Today in Fowler, 76.1 per cent of voters have both parents born overseas …
Adding to Keneally's difficulties, retiring member Chris Hayes anointed a popular local, Vietnamese-Australian lawyer Tu Le. Her pictures show a young, smiling, appealing person who undoubtedly would have increased Labor's vote in this 67.49 per cent safe Labor seat.
The right-wing Spectator is scathing, saying Labor would have the multi-cultural voters of Fowler believe Keneally is also a 'celebrity' candidate to whom they should flock with arms outstretched.
She loves lecturing on "feminism, immigration, the economy, justice, the environment, human rights and even the language of politics," The Spectator adds.
The Spectator reminds us that, "The (NSW) Keneally government went on to suffer a catastrophic 16.5 point swing statewide in the 2011 state election. This was the biggest swing against a government in the nation's electoral history", and suffered "a humiliating defeat in the seat of Bennelong by-election, losing to Liberal John Alexander".

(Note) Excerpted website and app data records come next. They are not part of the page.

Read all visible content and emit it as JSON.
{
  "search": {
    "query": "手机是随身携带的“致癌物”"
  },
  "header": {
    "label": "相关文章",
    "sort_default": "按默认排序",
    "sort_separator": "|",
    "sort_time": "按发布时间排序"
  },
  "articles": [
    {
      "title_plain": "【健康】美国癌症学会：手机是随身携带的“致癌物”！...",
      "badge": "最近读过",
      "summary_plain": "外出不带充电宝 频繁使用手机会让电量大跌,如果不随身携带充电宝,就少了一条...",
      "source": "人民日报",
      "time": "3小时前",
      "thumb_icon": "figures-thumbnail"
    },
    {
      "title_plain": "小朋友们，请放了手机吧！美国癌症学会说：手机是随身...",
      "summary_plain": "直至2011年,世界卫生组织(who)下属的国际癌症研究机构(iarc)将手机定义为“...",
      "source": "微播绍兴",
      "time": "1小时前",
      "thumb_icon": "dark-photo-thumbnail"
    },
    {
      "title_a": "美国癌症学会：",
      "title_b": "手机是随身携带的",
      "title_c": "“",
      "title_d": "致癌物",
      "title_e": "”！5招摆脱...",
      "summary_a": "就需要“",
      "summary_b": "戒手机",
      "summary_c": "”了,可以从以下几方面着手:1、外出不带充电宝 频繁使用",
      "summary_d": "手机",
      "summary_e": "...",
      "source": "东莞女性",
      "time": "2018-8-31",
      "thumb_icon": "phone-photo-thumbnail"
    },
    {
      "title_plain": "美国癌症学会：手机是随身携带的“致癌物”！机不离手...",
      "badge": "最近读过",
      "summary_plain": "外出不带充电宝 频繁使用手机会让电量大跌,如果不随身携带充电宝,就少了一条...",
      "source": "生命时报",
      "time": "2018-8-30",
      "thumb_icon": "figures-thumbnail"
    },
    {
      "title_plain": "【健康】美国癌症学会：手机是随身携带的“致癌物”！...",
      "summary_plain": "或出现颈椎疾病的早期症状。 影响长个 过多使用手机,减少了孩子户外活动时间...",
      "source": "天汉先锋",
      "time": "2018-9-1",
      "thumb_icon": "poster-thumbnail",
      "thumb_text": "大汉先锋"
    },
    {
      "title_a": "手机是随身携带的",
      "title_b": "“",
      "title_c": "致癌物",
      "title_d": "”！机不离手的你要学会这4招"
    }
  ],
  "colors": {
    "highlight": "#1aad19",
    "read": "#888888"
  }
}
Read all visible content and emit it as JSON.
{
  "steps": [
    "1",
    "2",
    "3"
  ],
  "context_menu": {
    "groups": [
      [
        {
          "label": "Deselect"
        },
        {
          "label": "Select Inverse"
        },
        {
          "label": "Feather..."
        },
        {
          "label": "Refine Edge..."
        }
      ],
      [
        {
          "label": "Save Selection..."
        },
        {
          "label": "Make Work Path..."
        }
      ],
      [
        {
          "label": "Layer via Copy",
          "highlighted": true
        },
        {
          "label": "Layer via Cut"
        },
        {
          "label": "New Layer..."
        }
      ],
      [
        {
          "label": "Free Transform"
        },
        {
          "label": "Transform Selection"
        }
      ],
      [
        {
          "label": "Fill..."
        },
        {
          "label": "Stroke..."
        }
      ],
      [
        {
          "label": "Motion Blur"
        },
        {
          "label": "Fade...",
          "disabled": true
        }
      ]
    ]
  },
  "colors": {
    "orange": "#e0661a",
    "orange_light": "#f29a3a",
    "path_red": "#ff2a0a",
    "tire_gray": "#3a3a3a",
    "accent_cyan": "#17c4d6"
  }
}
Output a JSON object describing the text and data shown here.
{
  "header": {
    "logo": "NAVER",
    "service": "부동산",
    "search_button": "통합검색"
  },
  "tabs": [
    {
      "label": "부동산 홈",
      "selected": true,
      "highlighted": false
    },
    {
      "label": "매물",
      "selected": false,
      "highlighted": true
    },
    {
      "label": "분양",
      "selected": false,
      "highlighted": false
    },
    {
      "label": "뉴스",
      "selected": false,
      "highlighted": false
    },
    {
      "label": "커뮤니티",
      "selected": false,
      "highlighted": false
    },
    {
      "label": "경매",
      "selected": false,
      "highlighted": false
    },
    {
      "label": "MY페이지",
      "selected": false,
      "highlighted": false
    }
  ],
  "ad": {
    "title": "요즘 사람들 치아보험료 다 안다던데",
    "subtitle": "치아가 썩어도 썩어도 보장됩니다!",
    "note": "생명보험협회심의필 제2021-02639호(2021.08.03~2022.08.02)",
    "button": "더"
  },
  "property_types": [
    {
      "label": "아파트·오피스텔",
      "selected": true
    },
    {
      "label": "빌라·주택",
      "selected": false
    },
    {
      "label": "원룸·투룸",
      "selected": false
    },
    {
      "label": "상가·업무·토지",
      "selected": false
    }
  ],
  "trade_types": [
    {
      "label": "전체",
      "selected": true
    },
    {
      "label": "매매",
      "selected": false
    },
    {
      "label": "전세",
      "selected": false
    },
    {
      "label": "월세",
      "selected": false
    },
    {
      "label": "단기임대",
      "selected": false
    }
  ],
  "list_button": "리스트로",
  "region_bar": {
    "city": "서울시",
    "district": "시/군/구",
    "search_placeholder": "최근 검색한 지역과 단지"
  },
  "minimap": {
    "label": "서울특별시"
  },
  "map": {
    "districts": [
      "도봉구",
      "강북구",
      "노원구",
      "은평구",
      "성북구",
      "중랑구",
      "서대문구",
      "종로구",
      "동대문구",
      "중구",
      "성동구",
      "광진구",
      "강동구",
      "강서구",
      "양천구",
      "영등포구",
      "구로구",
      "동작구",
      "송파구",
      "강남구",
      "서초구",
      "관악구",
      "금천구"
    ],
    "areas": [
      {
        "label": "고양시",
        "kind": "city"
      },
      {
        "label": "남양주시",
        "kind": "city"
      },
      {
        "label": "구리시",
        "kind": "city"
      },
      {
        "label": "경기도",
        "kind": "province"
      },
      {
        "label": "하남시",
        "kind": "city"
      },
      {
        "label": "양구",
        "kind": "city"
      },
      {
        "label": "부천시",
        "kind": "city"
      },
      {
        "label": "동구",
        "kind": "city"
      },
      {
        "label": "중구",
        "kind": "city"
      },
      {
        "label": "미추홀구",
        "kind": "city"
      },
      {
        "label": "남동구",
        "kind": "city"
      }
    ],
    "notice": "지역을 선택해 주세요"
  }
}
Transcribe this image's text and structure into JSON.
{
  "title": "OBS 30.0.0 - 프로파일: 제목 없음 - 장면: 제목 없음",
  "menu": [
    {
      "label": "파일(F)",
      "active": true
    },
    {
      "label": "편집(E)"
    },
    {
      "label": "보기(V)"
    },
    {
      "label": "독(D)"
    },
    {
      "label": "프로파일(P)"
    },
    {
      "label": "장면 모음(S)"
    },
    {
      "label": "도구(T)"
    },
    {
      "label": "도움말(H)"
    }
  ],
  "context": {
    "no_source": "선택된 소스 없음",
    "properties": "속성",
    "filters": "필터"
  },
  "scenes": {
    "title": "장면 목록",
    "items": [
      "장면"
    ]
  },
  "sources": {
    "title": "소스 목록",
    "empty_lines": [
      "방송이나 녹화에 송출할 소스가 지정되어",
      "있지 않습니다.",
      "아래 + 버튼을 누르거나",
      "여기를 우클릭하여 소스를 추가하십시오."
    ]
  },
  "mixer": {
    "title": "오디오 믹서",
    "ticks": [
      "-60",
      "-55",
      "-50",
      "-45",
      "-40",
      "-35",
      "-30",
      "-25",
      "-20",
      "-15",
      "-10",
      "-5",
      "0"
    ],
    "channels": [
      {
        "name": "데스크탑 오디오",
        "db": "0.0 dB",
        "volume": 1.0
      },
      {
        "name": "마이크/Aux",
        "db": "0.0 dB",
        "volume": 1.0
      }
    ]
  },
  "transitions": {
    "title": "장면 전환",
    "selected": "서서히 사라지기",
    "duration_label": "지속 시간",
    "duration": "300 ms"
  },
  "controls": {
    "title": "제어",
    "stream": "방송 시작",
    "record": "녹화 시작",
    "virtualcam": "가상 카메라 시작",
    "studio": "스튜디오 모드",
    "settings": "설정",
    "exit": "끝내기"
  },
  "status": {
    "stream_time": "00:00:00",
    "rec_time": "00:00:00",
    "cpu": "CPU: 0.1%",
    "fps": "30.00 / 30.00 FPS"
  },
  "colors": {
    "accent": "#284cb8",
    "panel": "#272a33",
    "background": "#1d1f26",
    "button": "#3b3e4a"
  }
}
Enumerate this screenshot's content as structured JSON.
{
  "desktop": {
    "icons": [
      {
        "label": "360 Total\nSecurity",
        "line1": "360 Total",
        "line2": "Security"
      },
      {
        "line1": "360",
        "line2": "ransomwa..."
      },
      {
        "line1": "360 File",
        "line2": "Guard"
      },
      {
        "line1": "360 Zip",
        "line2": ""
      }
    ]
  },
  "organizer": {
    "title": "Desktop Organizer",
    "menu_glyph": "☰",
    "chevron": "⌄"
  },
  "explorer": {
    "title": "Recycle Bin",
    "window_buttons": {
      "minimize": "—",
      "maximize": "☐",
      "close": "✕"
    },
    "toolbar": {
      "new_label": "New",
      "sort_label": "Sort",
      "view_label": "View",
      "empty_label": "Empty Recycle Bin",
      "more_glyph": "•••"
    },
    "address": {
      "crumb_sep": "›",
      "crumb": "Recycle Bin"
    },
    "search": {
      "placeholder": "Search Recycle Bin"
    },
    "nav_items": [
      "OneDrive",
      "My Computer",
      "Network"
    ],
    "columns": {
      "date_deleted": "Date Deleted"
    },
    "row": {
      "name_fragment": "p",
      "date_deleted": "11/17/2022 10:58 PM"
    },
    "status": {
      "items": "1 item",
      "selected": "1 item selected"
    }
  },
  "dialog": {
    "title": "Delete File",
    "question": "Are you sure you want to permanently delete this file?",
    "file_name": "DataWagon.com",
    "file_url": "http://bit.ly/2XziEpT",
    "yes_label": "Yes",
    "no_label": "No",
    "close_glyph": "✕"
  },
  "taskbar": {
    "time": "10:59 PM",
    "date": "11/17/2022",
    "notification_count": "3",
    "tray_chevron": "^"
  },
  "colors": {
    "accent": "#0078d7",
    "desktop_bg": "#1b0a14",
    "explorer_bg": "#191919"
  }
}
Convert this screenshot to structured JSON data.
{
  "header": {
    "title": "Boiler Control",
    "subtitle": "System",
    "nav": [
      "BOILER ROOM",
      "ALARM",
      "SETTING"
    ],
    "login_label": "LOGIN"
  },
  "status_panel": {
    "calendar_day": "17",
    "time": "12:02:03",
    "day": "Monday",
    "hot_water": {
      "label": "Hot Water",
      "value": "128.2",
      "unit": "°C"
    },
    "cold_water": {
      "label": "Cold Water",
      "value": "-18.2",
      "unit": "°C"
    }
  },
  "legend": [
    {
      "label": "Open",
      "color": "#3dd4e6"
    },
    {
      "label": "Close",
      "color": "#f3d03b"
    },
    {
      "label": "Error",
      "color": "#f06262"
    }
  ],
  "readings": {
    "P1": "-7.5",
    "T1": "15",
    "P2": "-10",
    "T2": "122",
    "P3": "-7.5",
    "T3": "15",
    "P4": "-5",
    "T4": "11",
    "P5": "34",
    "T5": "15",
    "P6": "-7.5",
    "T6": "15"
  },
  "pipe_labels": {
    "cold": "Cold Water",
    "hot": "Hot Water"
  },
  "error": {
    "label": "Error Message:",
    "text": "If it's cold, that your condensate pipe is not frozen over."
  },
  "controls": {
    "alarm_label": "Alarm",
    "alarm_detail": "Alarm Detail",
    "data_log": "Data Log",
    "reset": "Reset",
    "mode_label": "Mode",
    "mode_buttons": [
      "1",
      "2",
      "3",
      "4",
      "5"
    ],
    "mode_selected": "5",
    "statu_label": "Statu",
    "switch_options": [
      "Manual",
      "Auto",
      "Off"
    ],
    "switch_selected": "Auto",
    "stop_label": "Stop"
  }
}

However, it is her comments on immigration that may become her stumbling block. In May last year, the Sydney Morning Herald carried an article written by Kristina Keneally entitled, "Do we want migrants to return in the same numbers? The answer is no".
I thought her observations about temporary migrants were sensible, but now, even the fact that she discussed scaling-back migration may prove to be a disadvantage in this high-migration seat.
Paragraphs like: "While Australia's high level of migration played a key role in our economic prosperity, in recent years, the shape and size of our intake has hurt many Australian workers, contributing to unemployment, underemployment and low wage growth". And, "... when we restart our migration program, do we want migrants to return to Australia in the same numbers and in the same composition as before the crisis? Our answer should be no."
The Conversation's article in response by senior economist Gabriela D'Souza says permanent migrants don't take Australian's jobs. "Australia's migration program is the envy of other countries," she writes. Many Fowler voters would agree with D'Souza and be suspicious of Keneally's feelings about their migrant past.
Jonathon Sri, Brisbane's first-ever Greens city councillor, is more likely to reflect voters' opinions in Fowler. In May 2020, Sri asked, "Was Keneally's migration diatribe fair dinkum racist?"
Sri doesn't want Keneally "cancelled" but says, "All I'm saying is that in this case, the arguments Kristina is advancing are based on racist premises, tend towards racist outcomes, and will have the effect of legitimising and emboldening racism in Australian public discourse.
Sri even asks is this, "De facto White Australia?" And, "... she supports harsher, militarised border policing to keep them out."
Whoa! Sri's Green views may be an extreme interpretation, but in the overseas-born electorate of Fowler, maybe her migrant stance could come back to bite her.
Instead of silvertail Kristina from Scotland Island, maybe Labor should have endorsed young up-and-coming local lawyer Tu Le in Fowler.